Problem to work on: Make an exact copy of the entries below, with all images left out.
** Opening Dataset records block **
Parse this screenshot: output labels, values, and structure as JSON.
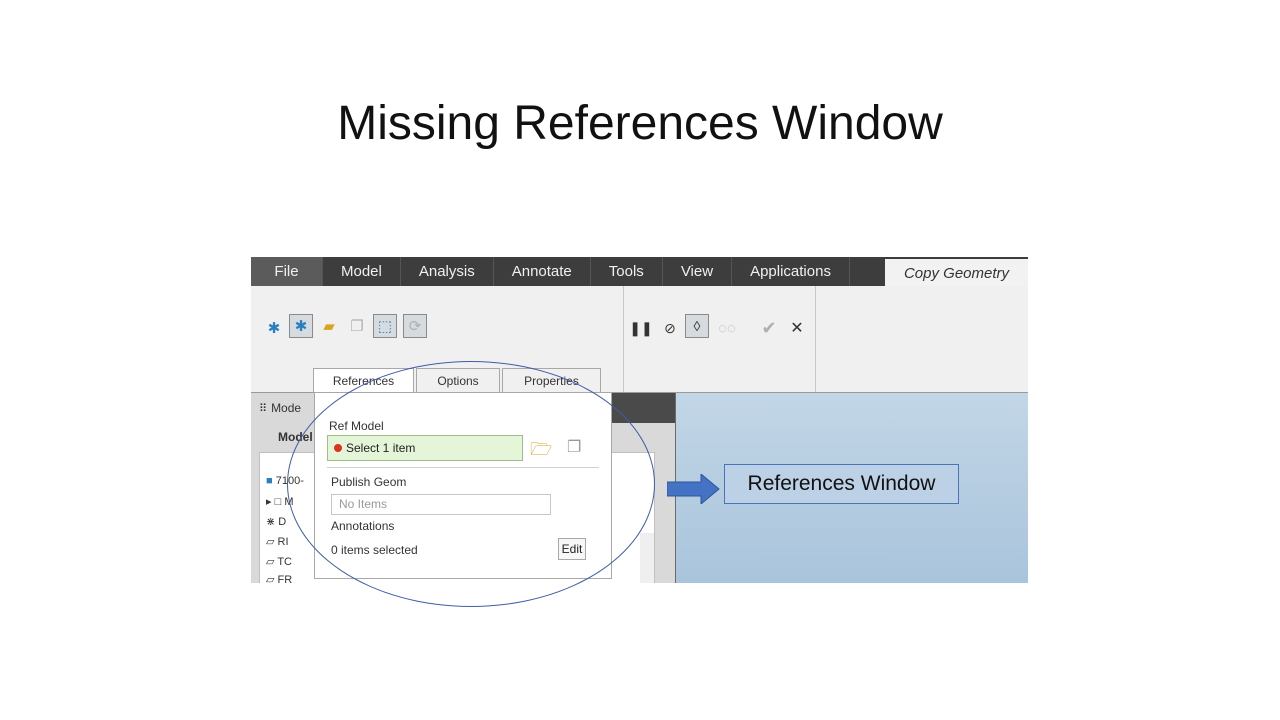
{
  "slide": {
    "title": "Missing References Window"
  },
  "menu": {
    "items": [
      "File",
      "Model",
      "Analysis",
      "Annotate",
      "Tools",
      "View",
      "Applications"
    ],
    "active": "Copy Geometry"
  },
  "ribbon": {
    "tabs": [
      "References",
      "Options",
      "Properties"
    ]
  },
  "tree": {
    "header": "Mode",
    "sub": "Model",
    "rows": [
      "7100-",
      "M",
      "D",
      "RI",
      "TC",
      "FR"
    ]
  },
  "ref_panel": {
    "ref_model_label": "Ref Model",
    "select_text": "Select 1 item",
    "publish_geom_label": "Publish Geom",
    "no_items_placeholder": "No Items",
    "annotations_label": "Annotations",
    "selected_count": "0 items selected",
    "edit_label": "Edit"
  },
  "callout": {
    "text": "References Window"
  },
  "colors": {
    "accent": "#3f5ea8",
    "menubar": "#3d3d3d",
    "select_bg": "#e4f5d8"
  }
}
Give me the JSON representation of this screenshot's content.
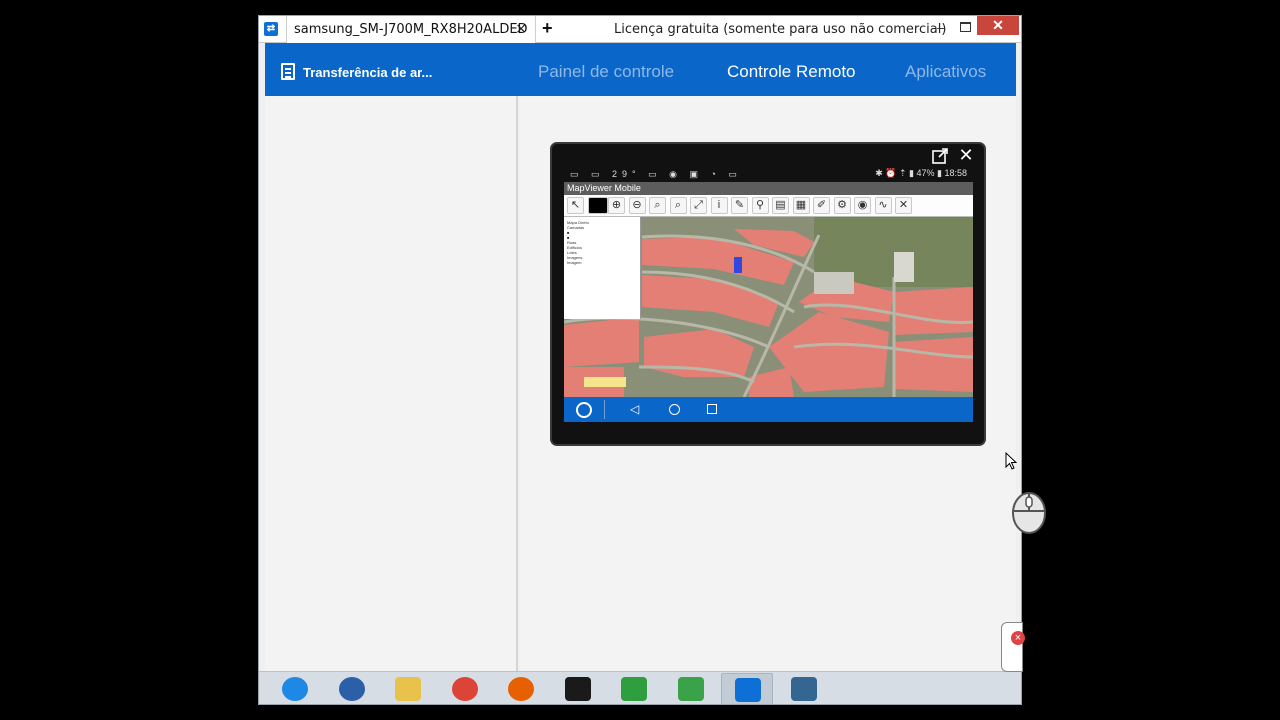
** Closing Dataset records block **
Reply:
Parse this screenshot: output labels, values, and structure as JSON.
{
  "slide": {
    "title": "Missing References Window"
  },
  "menu": {
    "items": [
      "File",
      "Model",
      "Analysis",
      "Annotate",
      "Tools",
      "View",
      "Applications"
    ],
    "active": "Copy Geometry"
  },
  "ribbon": {
    "tabs": [
      "References",
      "Options",
      "Properties"
    ]
  },
  "tree": {
    "header": "Mode",
    "sub": "Model",
    "rows": [
      "7100-",
      "M",
      "D",
      "RI",
      "TC",
      "FR"
    ]
  },
  "ref_panel": {
    "ref_model_label": "Ref Model",
    "select_text": "Select 1 item",
    "publish_geom_label": "Publish Geom",
    "no_items_placeholder": "No Items",
    "annotations_label": "Annotations",
    "selected_count": "0 items selected",
    "edit_label": "Edit"
  },
  "callout": {
    "text": "References Window"
  },
  "colors": {
    "accent": "#3f5ea8",
    "menubar": "#3d3d3d",
    "select_bg": "#e4f5d8"
  }
}
Give me the JSON representation of this screenshot's content.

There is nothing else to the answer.